• _Your assignment_: Only one number is wanted: the count of lines in the records below that hold the word "Welcome".
Content starts
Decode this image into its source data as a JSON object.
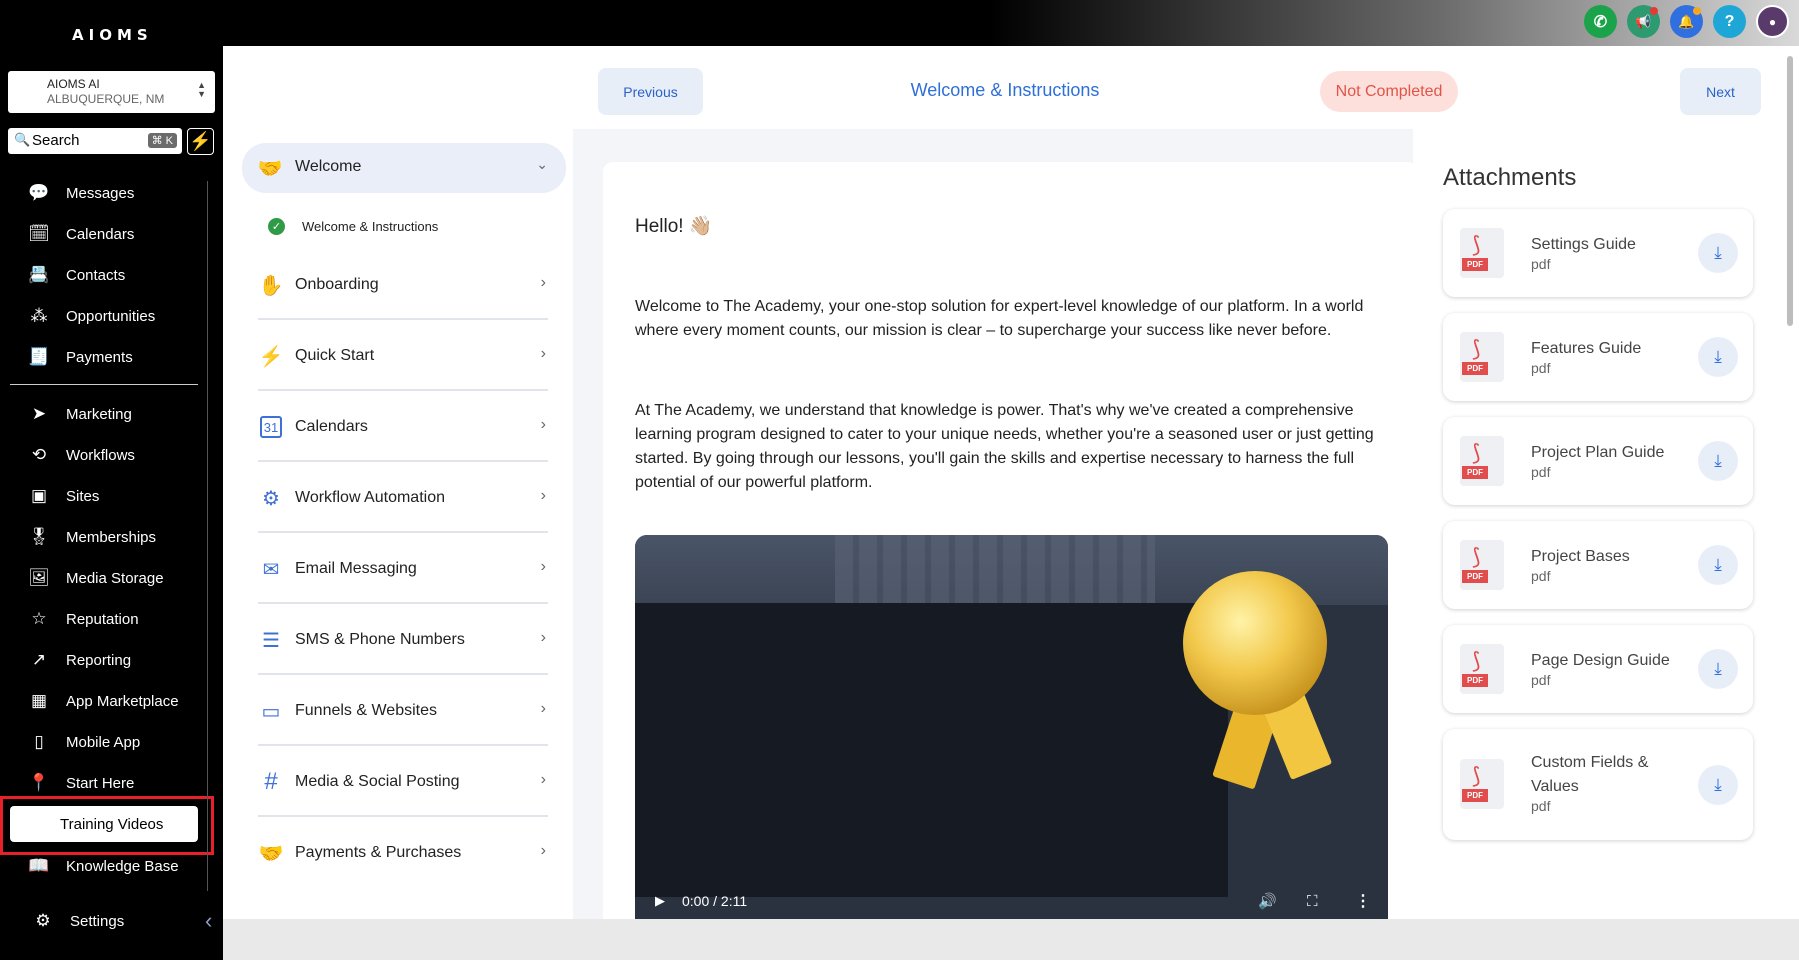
{
  "app": {
    "logo": "AIOMS"
  },
  "topbar": {
    "icons": [
      {
        "name": "phone-icon",
        "glyph": "✆",
        "color": "#1aa34a"
      },
      {
        "name": "megaphone-icon",
        "glyph": "📢",
        "color": "#2e9a70"
      },
      {
        "name": "bell-icon",
        "glyph": "🔔",
        "color": "#2f6fe0"
      },
      {
        "name": "help-icon",
        "glyph": "?",
        "color": "#1ea6d6"
      },
      {
        "name": "avatar",
        "glyph": "●",
        "color": "#5a3a6a"
      }
    ]
  },
  "sidebar": {
    "location_name": "AIOMS AI",
    "location_city": "ALBUQUERQUE, NM",
    "search_label": "Search",
    "search_shortcut": "⌘ K",
    "items": [
      {
        "label": "Messages",
        "icon": "💬"
      },
      {
        "label": "Calendars",
        "icon": "🗓"
      },
      {
        "label": "Contacts",
        "icon": "📇"
      },
      {
        "label": "Opportunities",
        "icon": "⁂"
      },
      {
        "label": "Payments",
        "icon": "🧾"
      },
      {
        "label": "Marketing",
        "icon": "➤"
      },
      {
        "label": "Workflows",
        "icon": "⟲"
      },
      {
        "label": "Sites",
        "icon": "▣"
      },
      {
        "label": "Memberships",
        "icon": "🎖"
      },
      {
        "label": "Media Storage",
        "icon": "🖼"
      },
      {
        "label": "Reputation",
        "icon": "☆"
      },
      {
        "label": "Reporting",
        "icon": "↗"
      },
      {
        "label": "App Marketplace",
        "icon": "▦"
      },
      {
        "label": "Mobile App",
        "icon": "▯"
      },
      {
        "label": "Start Here",
        "icon": "📍"
      },
      {
        "label": "Training Videos",
        "icon": ""
      },
      {
        "label": "Knowledge Base",
        "icon": "📖"
      }
    ],
    "settings_label": "Settings"
  },
  "lesson_nav": {
    "previous_label": "Previous",
    "title": "Welcome & Instructions",
    "status": "Not Completed",
    "next_label": "Next"
  },
  "modules": {
    "welcome": "Welcome",
    "welcome_lesson": "Welcome & Instructions",
    "list": [
      {
        "label": "Onboarding",
        "icon": "✋"
      },
      {
        "label": "Quick Start",
        "icon": "⚡"
      },
      {
        "label": "Calendars",
        "icon": "31"
      },
      {
        "label": "Workflow Automation",
        "icon": "⚙"
      },
      {
        "label": "Email Messaging",
        "icon": "✉"
      },
      {
        "label": "SMS & Phone Numbers",
        "icon": "☰"
      },
      {
        "label": "Funnels & Websites",
        "icon": "▭"
      },
      {
        "label": "Media & Social Posting",
        "icon": "#"
      },
      {
        "label": "Payments & Purchases",
        "icon": "🤝"
      }
    ]
  },
  "content": {
    "greeting": "Hello! 👋🏼",
    "paragraph1": "Welcome to The Academy, your one-stop solution for expert-level knowledge of our platform. In a world where every moment counts, our mission is clear – to supercharge your success like never before.",
    "paragraph2": "At The Academy, we understand that knowledge is power. That's why we've created a comprehensive learning program designed to cater to your unique needs, whether you're a seasoned user or just getting started. By going through our lessons, you'll gain the skills and expertise necessary to harness the full potential of our powerful platform.",
    "video_time": "0:00 / 2:11",
    "video_progress": 0
  },
  "attachments": {
    "title": "Attachments",
    "pdf_tag": "PDF",
    "items": [
      {
        "name": "Settings Guide",
        "ext": "pdf"
      },
      {
        "name": "Features Guide",
        "ext": "pdf"
      },
      {
        "name": "Project Plan Guide",
        "ext": "pdf"
      },
      {
        "name": "Project Bases",
        "ext": "pdf"
      },
      {
        "name": "Page Design Guide",
        "ext": "pdf"
      },
      {
        "name": "Custom Fields & Values",
        "ext": "pdf"
      }
    ]
  }
}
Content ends
• _Output for this exercise_: 4